The vaccine has robust effects for multiple serotypes of pneumococcal disease.
The 10-valent SIIPL-PCV (Pneumosil; Serum Institute of India)—or pneumococcal conjugate vaccine (PCV)—was found to be as safe and effective against invasive and mucosal pneumococcal disease as the 10-valent PHiD-CV (Synflorix; GlaxoSmithKline) and 13-valent PCV13 (Prevenar 13; Pfizer) vaccines in infants, according to research published in The Lancet.
The SIIPL-PCV generated similar serotype-specific immunoglobulin G (IgG) geometric mean concentrations (GMCs) and opsonophagocytic activity (OPA) as well, when administered as a 2-dose primary series with a booster.
“Our immunogenicity and safety data support the use of SIIPL-PCV according to a 2 + 1 schedule. The vaccine is expected to have similar effectiveness to PCV13 and PHiD-CV,” the study authors wrote.
Pneumococcal pneumonia—alongside a wide variety of other illnesses, such as meningitis— contributes to more than 300,000 childhood deaths each year, particularly in low- and middle-income countries (LMICs). In sub-Saharan Africa, pneumonia is the leading cause of mortality in children under 5 years of age.
PCVs are recommended by the World Health Organization (WHO) to prevent serotype-specific pneumococcal disease. They are administered as a 3-dose primary series without a booster (3 + 0 schedule) for children aged 6 weeks, or a 2-dose primary series with a booster for children aged 9 to 18 months (2 + 1 schedule).
The PHiD-CV, PCV13, and SIIPL-PCV are prequalified PCVs with WHO recommendation, but the latter targets pneumococcal serotypes prevalent in LMICs.
“PHiD-CV and PCV13 are effective at reducing vaccine-type invasive pneumococcal disease, pneumonia…when administered as a 2 + 1 schedule. Based on these data, the effect of SIIPL-PCV on disease and carriage endpoints is expected to be similar,” the study authors wrote in the paper.
The current study aimed to compare the safety and immunogenicity of SIIPL-PCV with PHiD-CV and PCV13 as 2-dose primary series with a booster for infants.
Investigators conducted a single-center, double-blind, active-controlled, randomized, phase 3 trial in The Gambia, part of the London School of Hygiene & Tropical Medicine. They enrolled 660 infants to receive the SIIPL-PCV, PHiD-CV, or PCV13 vaccine between July 18 and November 14, 2019.
According to the results, SIIPL-PCV had effective post-booster and post-primary IgG and OPA antibody responses.

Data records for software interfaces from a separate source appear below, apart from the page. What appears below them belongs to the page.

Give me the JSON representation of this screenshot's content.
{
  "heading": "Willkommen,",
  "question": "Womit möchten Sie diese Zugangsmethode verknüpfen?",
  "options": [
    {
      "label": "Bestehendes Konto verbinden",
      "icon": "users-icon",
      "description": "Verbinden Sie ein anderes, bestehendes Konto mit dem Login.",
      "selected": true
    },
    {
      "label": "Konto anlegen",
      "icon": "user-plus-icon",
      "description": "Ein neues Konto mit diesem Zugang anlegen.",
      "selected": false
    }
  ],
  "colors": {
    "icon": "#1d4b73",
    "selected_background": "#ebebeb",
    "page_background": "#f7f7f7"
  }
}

“Post-booster IgG GMCs and OPA GMT) responses generated by SIIPL-PCV were higher than those generated by PHiD-CV for 7 of the 8 shared serotypes (1, 5, 6B, 7F, 9V, 14, and 23F),” the study authors wrote in the paper.
Of the patients who received the SIIPL-PCV booster, 96% had improved IgG concentration for serotypes 6A and 19A, which could be predicative of protection against mucosal disease. Additionally, the SIIPL-PCV’s IgG and OPA antibody responses for serotype 1 were similar, or even higher, than those by the post-primary and post-booster PCV13. This means the SIIPL-PCV could be also capable of epidemic control.
Limitations of the study include that investigators did not monitor the impact of a 2 + 1 scheduled SIIPL-PCV against disease endpoints after it was administered, and differences in seroresponse rates and antibody concentrations are not exact.
“[SIIPL-PCV] is expected to have a similar effectiveness on invasive and mucosal pneumococcal disease to that shown by PCV13 and PHiD-CV, when administered according to the same schedule,” the study authors wrote. “[It’s] likely to translate into vaccine effectiveness.”
Adigweme I, Futa A, Saidy-Jah E, et al. Immunogenicity and safety of a 10-valent pneumococcal conjugate vaccine administered as a 2 + 1 schedule to healthy infants in The Gambia: a single-centre, double-blind, active-controlled, randomised, phase 3 trial. The Lancet. January 10, 2023. doi.org/10.1016/S1473-3099(22)00734-4